On one hand, electric racing is the same, but there is a critical difference. With the battery as both the power source and an integral part of the engine, there are multiple reasons to manage it.

In electric racing, the brain of the car is the software – and that is where James sees the greatest room for advancement.

“As we are working with our drivers and engineers – and start to look at functionality to improve our efficiency and our performance, that’s something we’ll continue to push because that development is open throughout the season,” James said. “That’s going to be our focus going forward and provides enough of a challenge for us to get our teeth into.

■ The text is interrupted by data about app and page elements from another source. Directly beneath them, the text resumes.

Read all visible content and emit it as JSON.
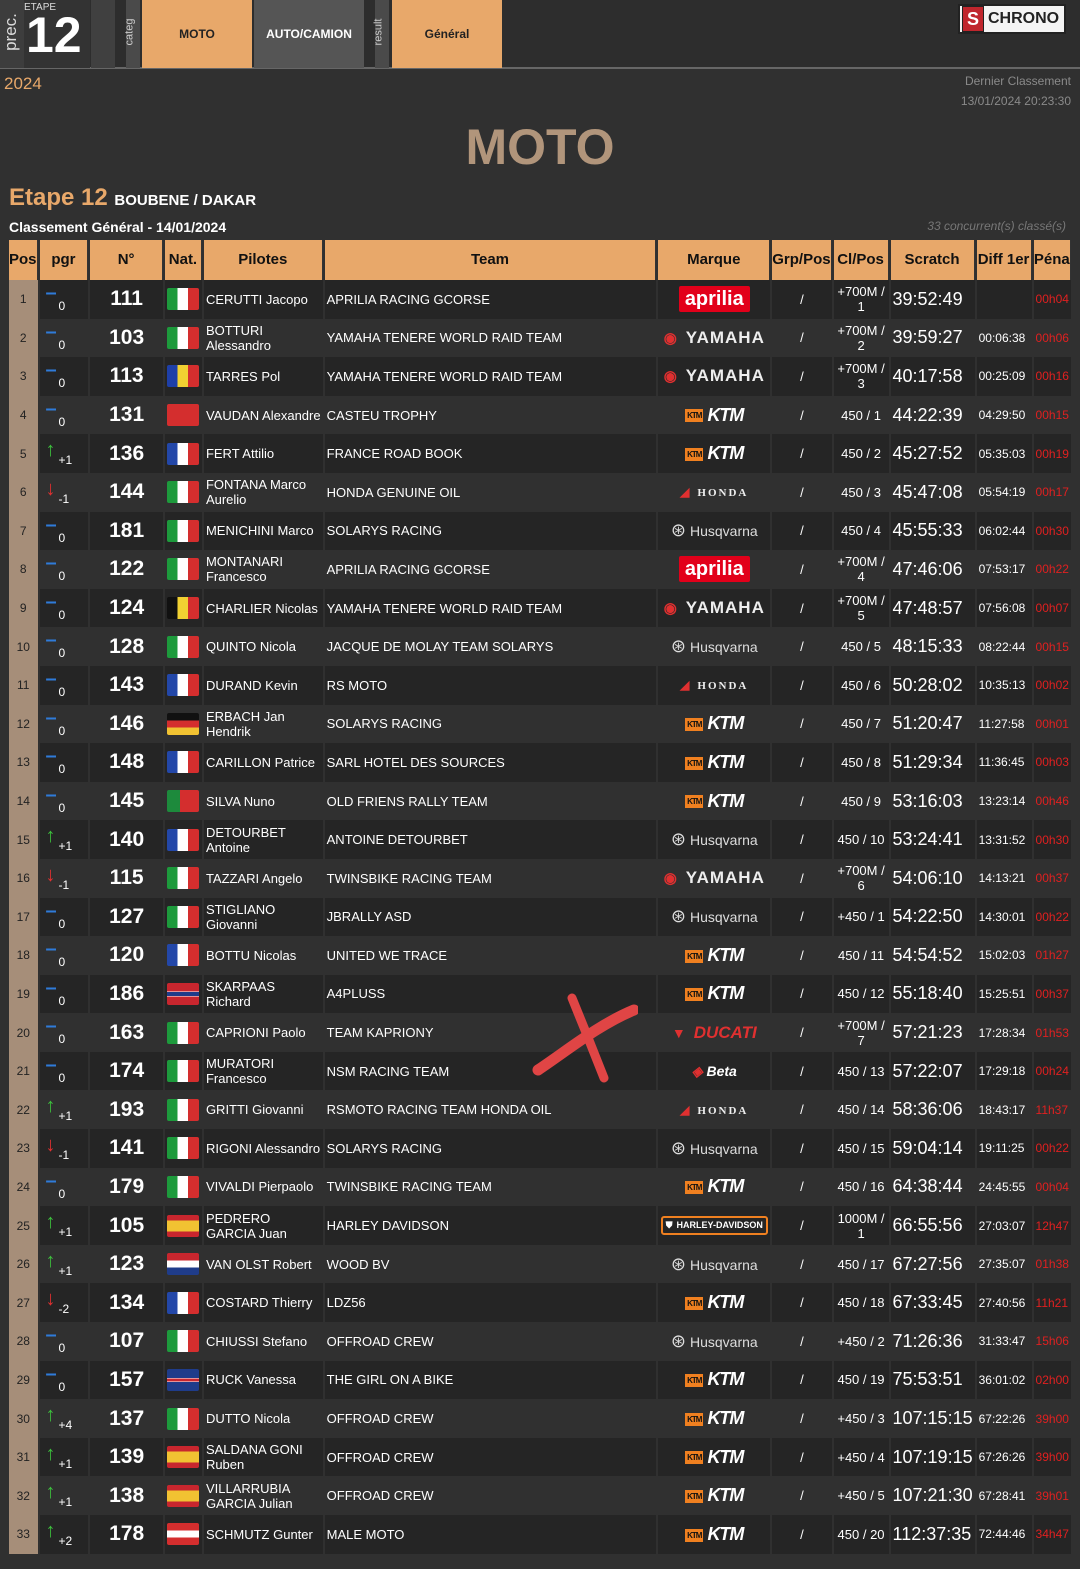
{
  "nav": {
    "prec_label": "prec.",
    "etape_label": "ETAPE",
    "etape_number": "12",
    "categ_label": "categ",
    "moto_label": "MOTO",
    "auto_label": "AUTO/CAMION",
    "result_label": "result",
    "general_label": "Général",
    "logo_text": "CHRONO",
    "logo_mark": "S"
  },
  "header": {
    "year": "2024",
    "dernier_label": "Dernier Classement",
    "dernier_date": "13/01/2024 20:23:30",
    "big_title": "MOTO",
    "etape_title": "Etape 12",
    "etape_route": "BOUBENE / DAKAR",
    "classement": "Classement Général - 14/01/2024",
    "concurrents": "33 concurrent(s) classé(s)"
  },
  "columns": [
    "Pos",
    "pgr",
    "N°",
    "Nat.",
    "Pilotes",
    "Team",
    "Marque",
    "Grp/Pos",
    "Cl/Pos",
    "Scratch",
    "Diff 1er",
    "Péna"
  ],
  "colors": {
    "accent": "#e8a86a",
    "title": "#b1957b",
    "penalty": "#e02020",
    "up": "#3dbf3d",
    "down": "#e03030",
    "equal": "#2f7bd9"
  },
  "rows": [
    {
      "pos": "1",
      "trend": "eq",
      "pgr": "0",
      "num": "111",
      "flag": "italy",
      "pilot": "CERUTTI Jacopo",
      "team": "APRILIA RACING GCORSE",
      "brand": "aprilia",
      "brand_text": "aprilia",
      "grp": "/",
      "cl": "+700M / 1",
      "scratch": "39:52:49",
      "diff": "",
      "pena": "00h04"
    },
    {
      "pos": "2",
      "trend": "eq",
      "pgr": "0",
      "num": "103",
      "flag": "italy",
      "pilot": "BOTTURI Alessandro",
      "team": "YAMAHA TENERE WORLD RAID TEAM",
      "brand": "yamaha",
      "brand_text": "YAMAHA",
      "grp": "/",
      "cl": "+700M / 2",
      "scratch": "39:59:27",
      "diff": "00:06:38",
      "pena": "00h06"
    },
    {
      "pos": "3",
      "trend": "eq",
      "pgr": "0",
      "num": "113",
      "flag": "andorra",
      "pilot": "TARRES Pol",
      "team": "YAMAHA TENERE WORLD RAID TEAM",
      "brand": "yamaha",
      "brand_text": "YAMAHA",
      "grp": "/",
      "cl": "+700M / 3",
      "scratch": "40:17:58",
      "diff": "00:25:09",
      "pena": "00h16"
    },
    {
      "pos": "4",
      "trend": "eq",
      "pgr": "0",
      "num": "131",
      "flag": "swiss",
      "pilot": "VAUDAN Alexandre",
      "team": "CASTEU TROPHY",
      "brand": "ktm",
      "brand_text": "KTM",
      "grp": "/",
      "cl": "450 / 1",
      "scratch": "44:22:39",
      "diff": "04:29:50",
      "pena": "00h15"
    },
    {
      "pos": "5",
      "trend": "up",
      "pgr": "+1",
      "num": "136",
      "flag": "france",
      "pilot": "FERT Attilio",
      "team": "FRANCE ROAD BOOK",
      "brand": "ktm",
      "brand_text": "KTM",
      "grp": "/",
      "cl": "450 / 2",
      "scratch": "45:27:52",
      "diff": "05:35:03",
      "pena": "00h19"
    },
    {
      "pos": "6",
      "trend": "down",
      "pgr": "-1",
      "num": "144",
      "flag": "italy",
      "pilot": "FONTANA Marco Aurelio",
      "team": "HONDA GENUINE OIL",
      "brand": "honda",
      "brand_text": "HONDA",
      "grp": "/",
      "cl": "450 / 3",
      "scratch": "45:47:08",
      "diff": "05:54:19",
      "pena": "00h17"
    },
    {
      "pos": "7",
      "trend": "eq",
      "pgr": "0",
      "num": "181",
      "flag": "italy",
      "pilot": "MENICHINI Marco",
      "team": "SOLARYS RACING",
      "brand": "husq",
      "brand_text": "Husqvarna",
      "grp": "/",
      "cl": "450 / 4",
      "scratch": "45:55:33",
      "diff": "06:02:44",
      "pena": "00h30"
    },
    {
      "pos": "8",
      "trend": "eq",
      "pgr": "0",
      "num": "122",
      "flag": "italy",
      "pilot": "MONTANARI Francesco",
      "team": "APRILIA RACING GCORSE",
      "brand": "aprilia",
      "brand_text": "aprilia",
      "grp": "/",
      "cl": "+700M / 4",
      "scratch": "47:46:06",
      "diff": "07:53:17",
      "pena": "00h22"
    },
    {
      "pos": "9",
      "trend": "eq",
      "pgr": "0",
      "num": "124",
      "flag": "belgium",
      "pilot": "CHARLIER Nicolas",
      "team": "YAMAHA TENERE WORLD RAID TEAM",
      "brand": "yamaha",
      "brand_text": "YAMAHA",
      "grp": "/",
      "cl": "+700M / 5",
      "scratch": "47:48:57",
      "diff": "07:56:08",
      "pena": "00h07"
    },
    {
      "pos": "10",
      "trend": "eq",
      "pgr": "0",
      "num": "128",
      "flag": "italy",
      "pilot": "QUINTO Nicola",
      "team": "JACQUE DE MOLAY TEAM SOLARYS",
      "brand": "husq",
      "brand_text": "Husqvarna",
      "grp": "/",
      "cl": "450 / 5",
      "scratch": "48:15:33",
      "diff": "08:22:44",
      "pena": "00h15"
    },
    {
      "pos": "11",
      "trend": "eq",
      "pgr": "0",
      "num": "143",
      "flag": "france",
      "pilot": "DURAND Kevin",
      "team": "RS MOTO",
      "brand": "honda",
      "brand_text": "HONDA",
      "grp": "/",
      "cl": "450 / 6",
      "scratch": "50:28:02",
      "diff": "10:35:13",
      "pena": "00h02"
    },
    {
      "pos": "12",
      "trend": "eq",
      "pgr": "0",
      "num": "146",
      "flag": "germany",
      "pilot": "ERBACH Jan Hendrik",
      "team": "SOLARYS RACING",
      "brand": "ktm",
      "brand_text": "KTM",
      "grp": "/",
      "cl": "450 / 7",
      "scratch": "51:20:47",
      "diff": "11:27:58",
      "pena": "00h01"
    },
    {
      "pos": "13",
      "trend": "eq",
      "pgr": "0",
      "num": "148",
      "flag": "france",
      "pilot": "CARILLON Patrice",
      "team": "SARL HOTEL DES SOURCES",
      "brand": "ktm",
      "brand_text": "KTM",
      "grp": "/",
      "cl": "450 / 8",
      "scratch": "51:29:34",
      "diff": "11:36:45",
      "pena": "00h03"
    },
    {
      "pos": "14",
      "trend": "eq",
      "pgr": "0",
      "num": "145",
      "flag": "portugal",
      "pilot": "SILVA Nuno",
      "team": "OLD FRIENS RALLY TEAM",
      "brand": "ktm",
      "brand_text": "KTM",
      "grp": "/",
      "cl": "450 / 9",
      "scratch": "53:16:03",
      "diff": "13:23:14",
      "pena": "00h46"
    },
    {
      "pos": "15",
      "trend": "up",
      "pgr": "+1",
      "num": "140",
      "flag": "france",
      "pilot": "DETOURBET Antoine",
      "team": "ANTOINE DETOURBET",
      "brand": "husq",
      "brand_text": "Husqvarna",
      "grp": "/",
      "cl": "450 / 10",
      "scratch": "53:24:41",
      "diff": "13:31:52",
      "pena": "00h30"
    },
    {
      "pos": "16",
      "trend": "down",
      "pgr": "-1",
      "num": "115",
      "flag": "italy",
      "pilot": "TAZZARI Angelo",
      "team": "TWINSBIKE RACING TEAM",
      "brand": "yamaha",
      "brand_text": "YAMAHA",
      "grp": "/",
      "cl": "+700M / 6",
      "scratch": "54:06:10",
      "diff": "14:13:21",
      "pena": "00h37"
    },
    {
      "pos": "17",
      "trend": "eq",
      "pgr": "0",
      "num": "127",
      "flag": "italy",
      "pilot": "STIGLIANO Giovanni",
      "team": "JBRALLY ASD",
      "brand": "husq",
      "brand_text": "Husqvarna",
      "grp": "/",
      "cl": "+450 / 1",
      "scratch": "54:22:50",
      "diff": "14:30:01",
      "pena": "00h22"
    },
    {
      "pos": "18",
      "trend": "eq",
      "pgr": "0",
      "num": "120",
      "flag": "france",
      "pilot": "BOTTU Nicolas",
      "team": "UNITED WE TRACE",
      "brand": "ktm",
      "brand_text": "KTM",
      "grp": "/",
      "cl": "450 / 11",
      "scratch": "54:54:52",
      "diff": "15:02:03",
      "pena": "01h27"
    },
    {
      "pos": "19",
      "trend": "eq",
      "pgr": "0",
      "num": "186",
      "flag": "norway",
      "pilot": "SKARPAAS Richard",
      "team": "A4PLUSS",
      "brand": "ktm",
      "brand_text": "KTM",
      "grp": "/",
      "cl": "450 / 12",
      "scratch": "55:18:40",
      "diff": "15:25:51",
      "pena": "00h37"
    },
    {
      "pos": "20",
      "trend": "eq",
      "pgr": "0",
      "num": "163",
      "flag": "italy",
      "pilot": "CAPRIONI Paolo",
      "team": "TEAM KAPRIONY",
      "brand": "ducati",
      "brand_text": "DUCATI",
      "grp": "/",
      "cl": "+700M / 7",
      "scratch": "57:21:23",
      "diff": "17:28:34",
      "pena": "01h53"
    },
    {
      "pos": "21",
      "trend": "eq",
      "pgr": "0",
      "num": "174",
      "flag": "italy",
      "pilot": "MURATORI Francesco",
      "team": "NSM RACING TEAM",
      "brand": "beta",
      "brand_text": "Beta",
      "grp": "/",
      "cl": "450 / 13",
      "scratch": "57:22:07",
      "diff": "17:29:18",
      "pena": "00h24"
    },
    {
      "pos": "22",
      "trend": "up",
      "pgr": "+1",
      "num": "193",
      "flag": "italy",
      "pilot": "GRITTI Giovanni",
      "team": "RSMOTO RACING TEAM HONDA OIL",
      "brand": "honda",
      "brand_text": "HONDA",
      "grp": "/",
      "cl": "450 / 14",
      "scratch": "58:36:06",
      "diff": "18:43:17",
      "pena": "11h37"
    },
    {
      "pos": "23",
      "trend": "down",
      "pgr": "-1",
      "num": "141",
      "flag": "italy",
      "pilot": "RIGONI Alessandro",
      "team": "SOLARYS RACING",
      "brand": "husq",
      "brand_text": "Husqvarna",
      "grp": "/",
      "cl": "450 / 15",
      "scratch": "59:04:14",
      "diff": "19:11:25",
      "pena": "00h22"
    },
    {
      "pos": "24",
      "trend": "eq",
      "pgr": "0",
      "num": "179",
      "flag": "italy",
      "pilot": "VIVALDI Pierpaolo",
      "team": "TWINSBIKE RACING TEAM",
      "brand": "ktm",
      "brand_text": "KTM",
      "grp": "/",
      "cl": "450 / 16",
      "scratch": "64:38:44",
      "diff": "24:45:55",
      "pena": "00h04"
    },
    {
      "pos": "25",
      "trend": "up",
      "pgr": "+1",
      "num": "105",
      "flag": "spain",
      "pilot": "PEDRERO GARCIA Juan",
      "team": "HARLEY DAVIDSON",
      "brand": "hd",
      "brand_text": "HARLEY-DAVIDSON",
      "grp": "/",
      "cl": "1000M / 1",
      "scratch": "66:55:56",
      "diff": "27:03:07",
      "pena": "12h47"
    },
    {
      "pos": "26",
      "trend": "up",
      "pgr": "+1",
      "num": "123",
      "flag": "netherlands",
      "pilot": "VAN OLST Robert",
      "team": "WOOD BV",
      "brand": "husq",
      "brand_text": "Husqvarna",
      "grp": "/",
      "cl": "450 / 17",
      "scratch": "67:27:56",
      "diff": "27:35:07",
      "pena": "01h38"
    },
    {
      "pos": "27",
      "trend": "down",
      "pgr": "-2",
      "num": "134",
      "flag": "france",
      "pilot": "COSTARD Thierry",
      "team": "LDZ56",
      "brand": "ktm",
      "brand_text": "KTM",
      "grp": "/",
      "cl": "450 / 18",
      "scratch": "67:33:45",
      "diff": "27:40:56",
      "pena": "11h21"
    },
    {
      "pos": "28",
      "trend": "eq",
      "pgr": "0",
      "num": "107",
      "flag": "italy",
      "pilot": "CHIUSSI Stefano",
      "team": "OFFROAD CREW",
      "brand": "husq",
      "brand_text": "Husqvarna",
      "grp": "/",
      "cl": "+450 / 2",
      "scratch": "71:26:36",
      "diff": "31:33:47",
      "pena": "15h06"
    },
    {
      "pos": "29",
      "trend": "eq",
      "pgr": "0",
      "num": "157",
      "flag": "uk",
      "pilot": "RUCK Vanessa",
      "team": "THE GIRL ON A BIKE",
      "brand": "ktm",
      "brand_text": "KTM",
      "grp": "/",
      "cl": "450 / 19",
      "scratch": "75:53:51",
      "diff": "36:01:02",
      "pena": "02h00"
    },
    {
      "pos": "30",
      "trend": "up",
      "pgr": "+4",
      "num": "137",
      "flag": "italy",
      "pilot": "DUTTO Nicola",
      "team": "OFFROAD CREW",
      "brand": "ktm",
      "brand_text": "KTM",
      "grp": "/",
      "cl": "+450 / 3",
      "scratch": "107:15:15",
      "diff": "67:22:26",
      "pena": "39h00"
    },
    {
      "pos": "31",
      "trend": "up",
      "pgr": "+1",
      "num": "139",
      "flag": "spain",
      "pilot": "SALDANA GONI Ruben",
      "team": "OFFROAD CREW",
      "brand": "ktm",
      "brand_text": "KTM",
      "grp": "/",
      "cl": "+450 / 4",
      "scratch": "107:19:15",
      "diff": "67:26:26",
      "pena": "39h00"
    },
    {
      "pos": "32",
      "trend": "up",
      "pgr": "+1",
      "num": "138",
      "flag": "spain",
      "pilot": "VILLARRUBIA GARCIA Julian",
      "team": "OFFROAD CREW",
      "brand": "ktm",
      "brand_text": "KTM",
      "grp": "/",
      "cl": "+450 / 5",
      "scratch": "107:21:30",
      "diff": "67:28:41",
      "pena": "39h01"
    },
    {
      "pos": "33",
      "trend": "up",
      "pgr": "+2",
      "num": "178",
      "flag": "austria",
      "pilot": "SCHMUTZ Gunter",
      "team": "MALE MOTO",
      "brand": "ktm",
      "brand_text": "KTM",
      "grp": "/",
      "cl": "450 / 20",
      "scratch": "112:37:35",
      "diff": "72:44:46",
      "pena": "34h47"
    }
  ]
}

“What’s going to be fascinating is as Formula E continues, is to really look at which areas of development on the car are going to be the most relevant and ensuring that we can focus on those together with the manufacturers so we continue and use the series as a platform for technical development that can then feed back into the road car side of things as well.

“At the end of the day, that’s what motorsports always been, a very powerful tool for, and I see Formula E as no exception.”

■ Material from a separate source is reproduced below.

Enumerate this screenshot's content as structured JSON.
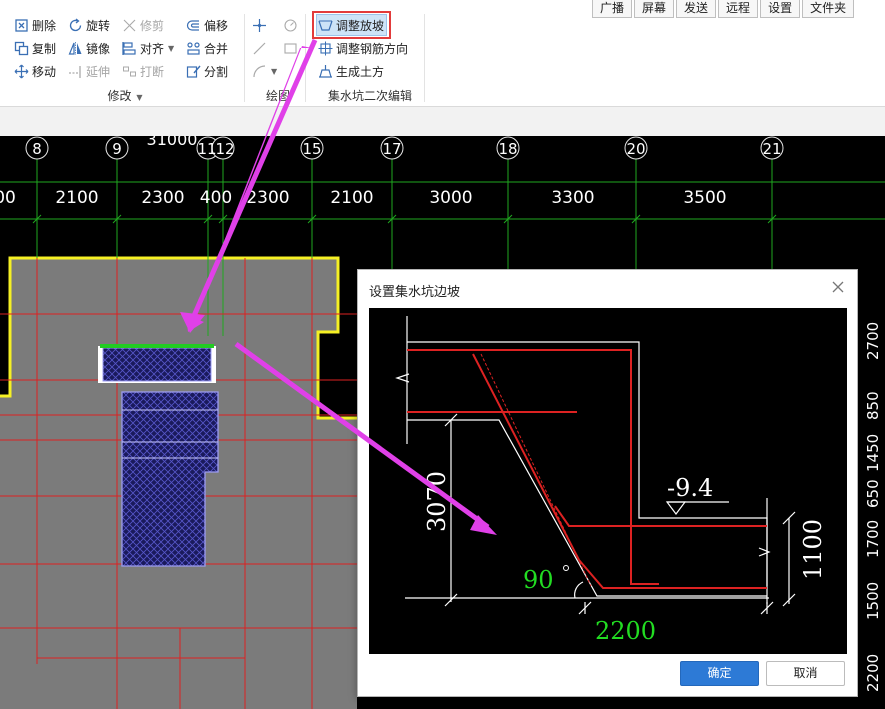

James McLaren Formula E
Jake Hughes and Rene Rast were chosen for their ability to drive fast and execute the necessary strategy for energy management. – McLaren Racing

Selecting Rast and Hughes as McLaren’s Formula E drivers was not simply because they know how to drive fast. James believes both drivers have the mental aptitude to execute energy management strategies throughout the race and squeeze maximum performance.

“As with many other motorsports, you’ve got a certain amount of energy that you’re able to deploy during the race and the management of that energy is absolutely crucial,” James said. “What we’re seeing typically in electric motorsports now is the hardware side of things. The efficiencies that we’re seeing in the powertrain as a whole, they’re getting up to the sort of 96%, 97%, 98% efficiency, so the gains that you get through that further and further become more marginal.”

With much more room for improvement, software is a different matter. To make the best decisions, the drivers need data, and that is where James believes McLaren Formula E will make their greatest impact.

“And then you really switch that focus to the software and that’s where you’re going to see the most the most improvement and the most gains,” James continued. “It’s then using that software to ensure that you’re deploying the energy in the most efficient manner during race, and thereby giving the driver the most performance. And that’s something which is incredibly complicated, but I find it a fascinating area to work in.

“The benefit of being involved in racing is you can really push the envelope in a way that you can’t do on road cars. And I think that that’s where that value comes in. It means that you accelerate the development a lot quicker. We will get ahead of the curve – and we are getting ahead of the curve now – and that will mean that the electric motorsports remain part of the overall development process.

“The key to that is also making sure that the racing’s exciting and fun for the fans. If we can, we can tick both of those boxes, then it’s got a very bright future ahead of it.”